_EXERCISE AIM_
Extract all lines from the data beneath that include the word "name".

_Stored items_
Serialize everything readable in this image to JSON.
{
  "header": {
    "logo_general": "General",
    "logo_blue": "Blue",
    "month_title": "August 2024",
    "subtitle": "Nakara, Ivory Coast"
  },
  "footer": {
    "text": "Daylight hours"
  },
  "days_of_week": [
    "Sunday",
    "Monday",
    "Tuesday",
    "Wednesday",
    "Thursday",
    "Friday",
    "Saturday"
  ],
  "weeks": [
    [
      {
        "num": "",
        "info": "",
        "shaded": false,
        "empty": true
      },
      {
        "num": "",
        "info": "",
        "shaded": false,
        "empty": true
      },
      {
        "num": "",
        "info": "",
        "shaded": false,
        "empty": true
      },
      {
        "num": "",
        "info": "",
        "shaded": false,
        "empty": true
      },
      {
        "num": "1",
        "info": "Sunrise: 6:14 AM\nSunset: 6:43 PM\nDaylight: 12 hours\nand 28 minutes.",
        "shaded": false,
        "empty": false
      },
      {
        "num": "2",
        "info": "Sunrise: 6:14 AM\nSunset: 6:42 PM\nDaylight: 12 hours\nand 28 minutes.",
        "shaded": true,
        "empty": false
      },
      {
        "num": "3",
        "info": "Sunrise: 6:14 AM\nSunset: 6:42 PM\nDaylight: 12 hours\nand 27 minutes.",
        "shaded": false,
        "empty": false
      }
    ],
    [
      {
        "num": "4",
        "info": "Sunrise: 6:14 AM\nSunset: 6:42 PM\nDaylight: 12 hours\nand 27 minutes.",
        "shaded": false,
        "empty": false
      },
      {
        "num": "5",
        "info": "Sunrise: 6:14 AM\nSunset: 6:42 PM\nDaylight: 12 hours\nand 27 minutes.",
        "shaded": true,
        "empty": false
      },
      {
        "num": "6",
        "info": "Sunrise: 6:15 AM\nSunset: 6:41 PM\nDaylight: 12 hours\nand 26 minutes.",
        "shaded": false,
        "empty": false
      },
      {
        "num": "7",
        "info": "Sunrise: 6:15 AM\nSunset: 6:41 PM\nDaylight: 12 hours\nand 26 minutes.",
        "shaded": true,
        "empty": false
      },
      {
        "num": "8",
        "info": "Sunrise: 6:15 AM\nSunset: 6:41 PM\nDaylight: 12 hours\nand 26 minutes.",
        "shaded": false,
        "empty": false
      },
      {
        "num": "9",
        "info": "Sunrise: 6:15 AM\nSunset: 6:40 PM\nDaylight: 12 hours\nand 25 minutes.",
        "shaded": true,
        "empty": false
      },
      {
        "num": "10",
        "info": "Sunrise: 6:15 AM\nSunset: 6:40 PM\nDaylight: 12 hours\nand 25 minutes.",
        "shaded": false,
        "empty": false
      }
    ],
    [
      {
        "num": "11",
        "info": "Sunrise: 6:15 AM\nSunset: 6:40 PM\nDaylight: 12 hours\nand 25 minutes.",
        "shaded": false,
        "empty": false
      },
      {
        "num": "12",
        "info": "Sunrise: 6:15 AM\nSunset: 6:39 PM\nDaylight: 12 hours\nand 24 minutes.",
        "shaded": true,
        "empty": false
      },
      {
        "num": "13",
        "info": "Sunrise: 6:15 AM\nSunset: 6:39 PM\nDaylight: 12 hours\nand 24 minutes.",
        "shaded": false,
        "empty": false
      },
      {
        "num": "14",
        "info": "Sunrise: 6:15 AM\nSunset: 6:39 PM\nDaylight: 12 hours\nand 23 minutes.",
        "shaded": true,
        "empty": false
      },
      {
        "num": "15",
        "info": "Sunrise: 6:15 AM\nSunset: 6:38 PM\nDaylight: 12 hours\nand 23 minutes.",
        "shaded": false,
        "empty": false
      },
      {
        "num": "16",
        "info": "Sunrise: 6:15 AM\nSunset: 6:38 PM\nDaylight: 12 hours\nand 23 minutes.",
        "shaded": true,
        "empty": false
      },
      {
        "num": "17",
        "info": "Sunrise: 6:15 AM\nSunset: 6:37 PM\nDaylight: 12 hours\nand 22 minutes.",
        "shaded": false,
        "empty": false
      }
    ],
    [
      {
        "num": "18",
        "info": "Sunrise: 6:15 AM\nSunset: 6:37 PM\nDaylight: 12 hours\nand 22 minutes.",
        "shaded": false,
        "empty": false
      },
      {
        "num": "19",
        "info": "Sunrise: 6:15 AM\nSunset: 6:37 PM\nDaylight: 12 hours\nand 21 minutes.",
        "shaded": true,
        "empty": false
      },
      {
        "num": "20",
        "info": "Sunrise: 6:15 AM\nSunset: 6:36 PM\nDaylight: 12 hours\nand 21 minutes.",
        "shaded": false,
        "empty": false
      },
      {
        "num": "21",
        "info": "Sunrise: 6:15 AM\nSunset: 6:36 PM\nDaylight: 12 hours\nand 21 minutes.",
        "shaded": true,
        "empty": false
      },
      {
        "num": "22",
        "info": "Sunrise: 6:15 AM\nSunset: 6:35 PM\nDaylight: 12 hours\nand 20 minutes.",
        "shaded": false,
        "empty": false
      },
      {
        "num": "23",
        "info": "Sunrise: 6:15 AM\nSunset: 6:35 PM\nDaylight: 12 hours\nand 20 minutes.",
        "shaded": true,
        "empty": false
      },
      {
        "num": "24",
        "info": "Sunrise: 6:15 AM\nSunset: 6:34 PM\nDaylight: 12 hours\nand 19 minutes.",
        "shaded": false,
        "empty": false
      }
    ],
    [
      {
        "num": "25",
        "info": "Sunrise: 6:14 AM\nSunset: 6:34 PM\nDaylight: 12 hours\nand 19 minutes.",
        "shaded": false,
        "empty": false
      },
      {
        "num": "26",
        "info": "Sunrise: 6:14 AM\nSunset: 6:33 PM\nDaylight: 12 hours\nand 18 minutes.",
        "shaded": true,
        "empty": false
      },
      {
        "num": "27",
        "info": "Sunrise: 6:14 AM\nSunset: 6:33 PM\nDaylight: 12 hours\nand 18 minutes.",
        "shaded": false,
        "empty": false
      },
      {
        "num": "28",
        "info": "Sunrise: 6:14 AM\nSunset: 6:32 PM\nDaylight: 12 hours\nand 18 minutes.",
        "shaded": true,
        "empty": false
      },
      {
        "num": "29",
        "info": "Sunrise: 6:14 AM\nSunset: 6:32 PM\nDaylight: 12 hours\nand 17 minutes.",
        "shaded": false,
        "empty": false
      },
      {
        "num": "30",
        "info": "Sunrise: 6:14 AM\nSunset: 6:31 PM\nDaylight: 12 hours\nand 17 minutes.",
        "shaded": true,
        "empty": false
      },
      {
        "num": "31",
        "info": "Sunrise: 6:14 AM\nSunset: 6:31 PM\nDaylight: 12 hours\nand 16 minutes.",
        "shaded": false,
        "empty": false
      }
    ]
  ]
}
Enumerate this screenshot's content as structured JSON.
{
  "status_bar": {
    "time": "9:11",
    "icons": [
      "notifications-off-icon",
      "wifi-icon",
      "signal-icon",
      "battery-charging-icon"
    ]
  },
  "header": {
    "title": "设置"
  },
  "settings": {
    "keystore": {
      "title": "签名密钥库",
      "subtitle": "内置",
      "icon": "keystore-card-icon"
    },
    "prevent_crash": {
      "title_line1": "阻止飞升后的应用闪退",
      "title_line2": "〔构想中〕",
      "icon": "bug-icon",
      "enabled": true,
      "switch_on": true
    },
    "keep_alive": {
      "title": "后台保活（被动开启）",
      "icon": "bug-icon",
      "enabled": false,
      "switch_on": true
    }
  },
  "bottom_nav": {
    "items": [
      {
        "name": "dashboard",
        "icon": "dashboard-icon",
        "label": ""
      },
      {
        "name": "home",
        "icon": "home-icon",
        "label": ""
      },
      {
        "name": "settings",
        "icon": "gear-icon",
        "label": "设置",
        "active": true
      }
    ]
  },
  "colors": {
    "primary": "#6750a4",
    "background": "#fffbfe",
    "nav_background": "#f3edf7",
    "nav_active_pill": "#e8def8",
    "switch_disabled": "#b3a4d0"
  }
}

_SOLUTION FOR THIS EXERCISE_
        "name": "dashboard",
        "name": "home",
        "name": "settings",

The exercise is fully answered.